== EXERCISE OBJECTIVE ==
List each line of the data that holds the word "Demo".

┏━━

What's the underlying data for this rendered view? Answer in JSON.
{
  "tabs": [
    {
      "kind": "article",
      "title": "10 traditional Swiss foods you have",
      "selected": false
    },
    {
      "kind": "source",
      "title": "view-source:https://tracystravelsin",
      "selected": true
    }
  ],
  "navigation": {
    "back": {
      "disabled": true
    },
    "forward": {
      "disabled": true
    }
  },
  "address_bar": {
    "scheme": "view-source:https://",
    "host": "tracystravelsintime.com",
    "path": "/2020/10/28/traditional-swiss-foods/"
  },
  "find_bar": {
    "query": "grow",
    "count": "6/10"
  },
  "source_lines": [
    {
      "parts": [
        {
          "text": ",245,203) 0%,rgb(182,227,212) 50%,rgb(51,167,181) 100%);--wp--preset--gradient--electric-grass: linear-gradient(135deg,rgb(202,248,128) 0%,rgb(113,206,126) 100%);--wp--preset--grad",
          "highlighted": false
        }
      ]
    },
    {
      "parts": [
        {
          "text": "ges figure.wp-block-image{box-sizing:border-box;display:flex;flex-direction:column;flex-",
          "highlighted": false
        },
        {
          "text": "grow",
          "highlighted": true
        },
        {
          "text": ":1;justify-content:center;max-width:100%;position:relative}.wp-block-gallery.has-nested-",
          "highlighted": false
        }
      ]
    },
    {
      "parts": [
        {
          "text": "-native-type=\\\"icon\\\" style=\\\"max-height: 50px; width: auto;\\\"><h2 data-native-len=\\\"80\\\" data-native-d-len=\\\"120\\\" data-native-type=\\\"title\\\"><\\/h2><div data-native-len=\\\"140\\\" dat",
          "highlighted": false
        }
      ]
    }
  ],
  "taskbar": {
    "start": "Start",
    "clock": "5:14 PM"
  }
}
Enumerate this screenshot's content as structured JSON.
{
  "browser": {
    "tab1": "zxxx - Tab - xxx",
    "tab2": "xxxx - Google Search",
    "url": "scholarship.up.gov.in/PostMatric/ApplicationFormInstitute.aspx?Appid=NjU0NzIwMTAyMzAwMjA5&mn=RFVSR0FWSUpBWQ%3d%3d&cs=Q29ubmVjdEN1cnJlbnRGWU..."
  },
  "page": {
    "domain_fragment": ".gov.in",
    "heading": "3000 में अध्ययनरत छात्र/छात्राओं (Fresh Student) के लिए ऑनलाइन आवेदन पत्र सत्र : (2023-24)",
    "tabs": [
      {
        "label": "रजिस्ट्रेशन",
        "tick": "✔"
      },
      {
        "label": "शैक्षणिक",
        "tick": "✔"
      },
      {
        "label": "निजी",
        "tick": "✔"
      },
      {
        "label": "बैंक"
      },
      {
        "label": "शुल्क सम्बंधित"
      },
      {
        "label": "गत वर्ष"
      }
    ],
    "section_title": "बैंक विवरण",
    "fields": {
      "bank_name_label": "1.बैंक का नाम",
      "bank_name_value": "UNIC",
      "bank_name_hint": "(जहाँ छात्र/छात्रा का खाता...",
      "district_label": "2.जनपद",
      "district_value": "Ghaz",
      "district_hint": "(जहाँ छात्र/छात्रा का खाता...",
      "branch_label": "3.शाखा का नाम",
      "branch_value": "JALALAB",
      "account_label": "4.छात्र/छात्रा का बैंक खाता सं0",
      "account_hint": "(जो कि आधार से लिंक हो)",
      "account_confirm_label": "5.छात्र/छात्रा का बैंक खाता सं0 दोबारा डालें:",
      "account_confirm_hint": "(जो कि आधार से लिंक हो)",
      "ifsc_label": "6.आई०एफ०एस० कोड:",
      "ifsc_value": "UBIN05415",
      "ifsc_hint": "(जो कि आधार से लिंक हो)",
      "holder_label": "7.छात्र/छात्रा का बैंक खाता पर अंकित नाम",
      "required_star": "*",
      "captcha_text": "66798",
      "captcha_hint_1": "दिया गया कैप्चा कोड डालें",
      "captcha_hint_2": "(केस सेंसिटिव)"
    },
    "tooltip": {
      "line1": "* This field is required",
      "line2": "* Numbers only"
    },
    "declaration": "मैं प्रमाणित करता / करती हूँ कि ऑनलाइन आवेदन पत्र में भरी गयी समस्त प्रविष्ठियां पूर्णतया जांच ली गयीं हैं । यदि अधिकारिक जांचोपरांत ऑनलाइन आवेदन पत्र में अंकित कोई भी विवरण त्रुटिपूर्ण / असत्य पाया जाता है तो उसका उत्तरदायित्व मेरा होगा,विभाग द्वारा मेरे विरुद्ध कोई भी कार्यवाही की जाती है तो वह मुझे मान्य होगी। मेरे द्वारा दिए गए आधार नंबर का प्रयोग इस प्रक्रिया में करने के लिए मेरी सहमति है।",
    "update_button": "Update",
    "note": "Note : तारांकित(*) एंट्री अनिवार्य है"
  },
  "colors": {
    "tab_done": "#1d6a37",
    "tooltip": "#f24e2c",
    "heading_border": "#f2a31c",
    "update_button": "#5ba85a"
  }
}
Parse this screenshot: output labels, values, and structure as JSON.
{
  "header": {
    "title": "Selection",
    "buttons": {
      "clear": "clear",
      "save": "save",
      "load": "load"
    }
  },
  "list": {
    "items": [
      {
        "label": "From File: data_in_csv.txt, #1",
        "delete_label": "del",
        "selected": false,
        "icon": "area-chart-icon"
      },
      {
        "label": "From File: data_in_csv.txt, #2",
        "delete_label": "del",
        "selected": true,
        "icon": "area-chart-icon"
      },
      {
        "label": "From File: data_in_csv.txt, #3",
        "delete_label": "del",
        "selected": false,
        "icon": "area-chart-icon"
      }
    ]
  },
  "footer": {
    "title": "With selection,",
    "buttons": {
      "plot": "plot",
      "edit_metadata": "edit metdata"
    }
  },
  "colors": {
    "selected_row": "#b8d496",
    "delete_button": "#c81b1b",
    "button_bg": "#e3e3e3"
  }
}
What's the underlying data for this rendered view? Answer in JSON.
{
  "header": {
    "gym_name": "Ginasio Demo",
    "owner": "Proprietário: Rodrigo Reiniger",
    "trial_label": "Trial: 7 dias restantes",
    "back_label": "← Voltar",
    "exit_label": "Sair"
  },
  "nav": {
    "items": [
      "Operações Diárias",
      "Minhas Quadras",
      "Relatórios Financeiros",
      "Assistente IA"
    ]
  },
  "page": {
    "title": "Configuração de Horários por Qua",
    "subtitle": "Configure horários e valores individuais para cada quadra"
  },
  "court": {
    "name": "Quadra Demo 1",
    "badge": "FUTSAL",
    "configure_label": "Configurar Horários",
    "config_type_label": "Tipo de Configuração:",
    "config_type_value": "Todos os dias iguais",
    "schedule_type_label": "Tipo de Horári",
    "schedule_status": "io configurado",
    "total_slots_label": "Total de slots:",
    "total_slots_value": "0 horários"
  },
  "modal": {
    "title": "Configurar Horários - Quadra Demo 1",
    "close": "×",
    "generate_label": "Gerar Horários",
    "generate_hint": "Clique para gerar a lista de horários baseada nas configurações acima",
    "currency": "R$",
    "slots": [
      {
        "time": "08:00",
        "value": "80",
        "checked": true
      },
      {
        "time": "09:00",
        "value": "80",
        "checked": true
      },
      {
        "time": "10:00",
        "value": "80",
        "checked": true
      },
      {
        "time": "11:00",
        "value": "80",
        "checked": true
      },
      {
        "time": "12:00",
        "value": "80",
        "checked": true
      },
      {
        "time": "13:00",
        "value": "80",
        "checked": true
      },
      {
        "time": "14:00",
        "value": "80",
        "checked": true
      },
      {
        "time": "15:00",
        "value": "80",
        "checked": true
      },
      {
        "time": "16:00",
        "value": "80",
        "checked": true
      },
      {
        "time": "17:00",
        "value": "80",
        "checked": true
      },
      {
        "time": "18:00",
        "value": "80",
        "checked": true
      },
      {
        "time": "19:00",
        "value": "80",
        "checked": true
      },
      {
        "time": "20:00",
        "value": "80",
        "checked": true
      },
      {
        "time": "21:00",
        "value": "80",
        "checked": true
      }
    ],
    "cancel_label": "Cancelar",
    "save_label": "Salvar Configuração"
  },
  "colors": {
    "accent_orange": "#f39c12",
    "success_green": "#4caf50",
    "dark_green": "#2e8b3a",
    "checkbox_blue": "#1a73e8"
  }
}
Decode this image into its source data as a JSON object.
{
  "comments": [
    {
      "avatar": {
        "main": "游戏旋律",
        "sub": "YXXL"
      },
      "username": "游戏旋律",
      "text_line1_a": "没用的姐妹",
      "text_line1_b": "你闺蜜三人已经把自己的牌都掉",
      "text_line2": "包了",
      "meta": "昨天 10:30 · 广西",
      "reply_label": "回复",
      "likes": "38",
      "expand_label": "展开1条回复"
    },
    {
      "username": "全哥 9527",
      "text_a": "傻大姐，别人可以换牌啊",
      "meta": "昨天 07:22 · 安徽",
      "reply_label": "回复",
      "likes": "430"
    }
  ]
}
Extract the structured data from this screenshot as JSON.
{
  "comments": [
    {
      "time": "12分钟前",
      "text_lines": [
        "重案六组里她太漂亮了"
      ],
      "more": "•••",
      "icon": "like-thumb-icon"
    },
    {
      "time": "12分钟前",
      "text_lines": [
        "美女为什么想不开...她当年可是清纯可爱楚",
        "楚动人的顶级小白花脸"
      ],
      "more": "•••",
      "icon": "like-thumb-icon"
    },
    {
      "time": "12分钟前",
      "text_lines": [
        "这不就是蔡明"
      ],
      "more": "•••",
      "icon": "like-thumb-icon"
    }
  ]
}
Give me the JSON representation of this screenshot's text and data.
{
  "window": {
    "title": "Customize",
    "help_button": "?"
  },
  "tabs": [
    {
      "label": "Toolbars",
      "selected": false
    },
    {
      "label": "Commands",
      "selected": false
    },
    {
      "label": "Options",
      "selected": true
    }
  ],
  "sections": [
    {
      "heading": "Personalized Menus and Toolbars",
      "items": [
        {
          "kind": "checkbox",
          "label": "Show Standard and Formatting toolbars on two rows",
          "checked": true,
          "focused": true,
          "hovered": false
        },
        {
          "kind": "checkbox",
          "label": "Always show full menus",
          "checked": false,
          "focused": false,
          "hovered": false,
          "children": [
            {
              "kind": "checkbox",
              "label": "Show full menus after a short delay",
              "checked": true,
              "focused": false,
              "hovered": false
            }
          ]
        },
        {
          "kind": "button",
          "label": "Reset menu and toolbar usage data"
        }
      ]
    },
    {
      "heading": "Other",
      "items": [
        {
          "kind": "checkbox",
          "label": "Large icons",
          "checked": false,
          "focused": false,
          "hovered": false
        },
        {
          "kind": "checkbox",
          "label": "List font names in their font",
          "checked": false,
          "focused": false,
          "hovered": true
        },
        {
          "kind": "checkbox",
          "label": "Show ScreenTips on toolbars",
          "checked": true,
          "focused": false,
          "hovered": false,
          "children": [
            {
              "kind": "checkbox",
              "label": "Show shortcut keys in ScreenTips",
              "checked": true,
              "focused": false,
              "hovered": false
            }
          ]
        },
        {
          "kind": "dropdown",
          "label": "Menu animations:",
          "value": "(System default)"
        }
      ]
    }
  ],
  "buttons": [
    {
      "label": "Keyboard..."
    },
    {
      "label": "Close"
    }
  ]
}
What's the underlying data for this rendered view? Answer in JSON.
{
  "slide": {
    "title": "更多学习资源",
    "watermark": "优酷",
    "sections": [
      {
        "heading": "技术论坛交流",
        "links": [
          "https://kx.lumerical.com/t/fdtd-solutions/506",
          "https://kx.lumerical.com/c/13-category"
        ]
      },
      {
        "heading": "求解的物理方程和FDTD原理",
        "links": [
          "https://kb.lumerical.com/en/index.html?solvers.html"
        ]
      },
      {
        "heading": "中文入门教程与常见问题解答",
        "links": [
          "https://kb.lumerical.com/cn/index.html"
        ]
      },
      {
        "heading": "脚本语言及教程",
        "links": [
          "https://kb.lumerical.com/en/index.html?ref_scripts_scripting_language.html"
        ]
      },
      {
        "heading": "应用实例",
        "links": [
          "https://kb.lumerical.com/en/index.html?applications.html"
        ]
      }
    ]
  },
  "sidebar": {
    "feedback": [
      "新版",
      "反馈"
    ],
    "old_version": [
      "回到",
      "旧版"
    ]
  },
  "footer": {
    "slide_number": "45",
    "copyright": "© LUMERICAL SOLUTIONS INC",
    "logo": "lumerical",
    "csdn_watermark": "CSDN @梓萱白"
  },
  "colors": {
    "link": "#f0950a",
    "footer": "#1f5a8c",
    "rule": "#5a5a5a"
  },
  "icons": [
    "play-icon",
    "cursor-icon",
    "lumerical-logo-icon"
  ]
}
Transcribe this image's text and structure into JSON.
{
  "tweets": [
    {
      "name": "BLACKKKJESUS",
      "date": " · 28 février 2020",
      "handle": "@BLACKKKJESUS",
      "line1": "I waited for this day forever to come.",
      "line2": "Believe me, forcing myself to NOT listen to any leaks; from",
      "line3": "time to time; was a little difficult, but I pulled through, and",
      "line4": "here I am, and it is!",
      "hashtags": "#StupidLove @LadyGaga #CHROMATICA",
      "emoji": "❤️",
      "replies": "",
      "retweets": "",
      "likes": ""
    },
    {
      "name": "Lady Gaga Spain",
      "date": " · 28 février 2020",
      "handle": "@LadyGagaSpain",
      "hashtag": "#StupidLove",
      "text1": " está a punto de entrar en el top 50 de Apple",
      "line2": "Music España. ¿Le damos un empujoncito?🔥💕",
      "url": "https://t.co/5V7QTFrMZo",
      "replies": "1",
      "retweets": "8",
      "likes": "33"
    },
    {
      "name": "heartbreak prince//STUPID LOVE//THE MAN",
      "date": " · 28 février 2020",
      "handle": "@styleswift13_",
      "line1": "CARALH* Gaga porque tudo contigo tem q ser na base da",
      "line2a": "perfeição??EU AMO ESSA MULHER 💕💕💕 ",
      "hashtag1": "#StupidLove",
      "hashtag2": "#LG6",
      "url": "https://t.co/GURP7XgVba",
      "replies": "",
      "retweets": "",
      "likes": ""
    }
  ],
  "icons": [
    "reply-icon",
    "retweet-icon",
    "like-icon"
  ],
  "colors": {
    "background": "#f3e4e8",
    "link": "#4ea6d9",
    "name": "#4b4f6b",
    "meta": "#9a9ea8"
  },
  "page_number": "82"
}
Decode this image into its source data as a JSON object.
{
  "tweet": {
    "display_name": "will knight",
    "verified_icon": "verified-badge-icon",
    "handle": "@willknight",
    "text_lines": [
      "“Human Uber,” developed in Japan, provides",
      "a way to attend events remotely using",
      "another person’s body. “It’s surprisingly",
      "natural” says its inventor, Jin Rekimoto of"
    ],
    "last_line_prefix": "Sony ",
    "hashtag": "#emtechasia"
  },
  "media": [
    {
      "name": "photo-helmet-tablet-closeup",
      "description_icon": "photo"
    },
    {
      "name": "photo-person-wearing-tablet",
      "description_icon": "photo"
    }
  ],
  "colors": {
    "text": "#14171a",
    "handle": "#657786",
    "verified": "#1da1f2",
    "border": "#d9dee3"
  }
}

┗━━

== EXERCISE ANSWER ==
    "gym_name": "Ginasio Demo",
    "name": "Quadra Demo 1",
    "title": "Configurar Horários - Quadra Demo 1",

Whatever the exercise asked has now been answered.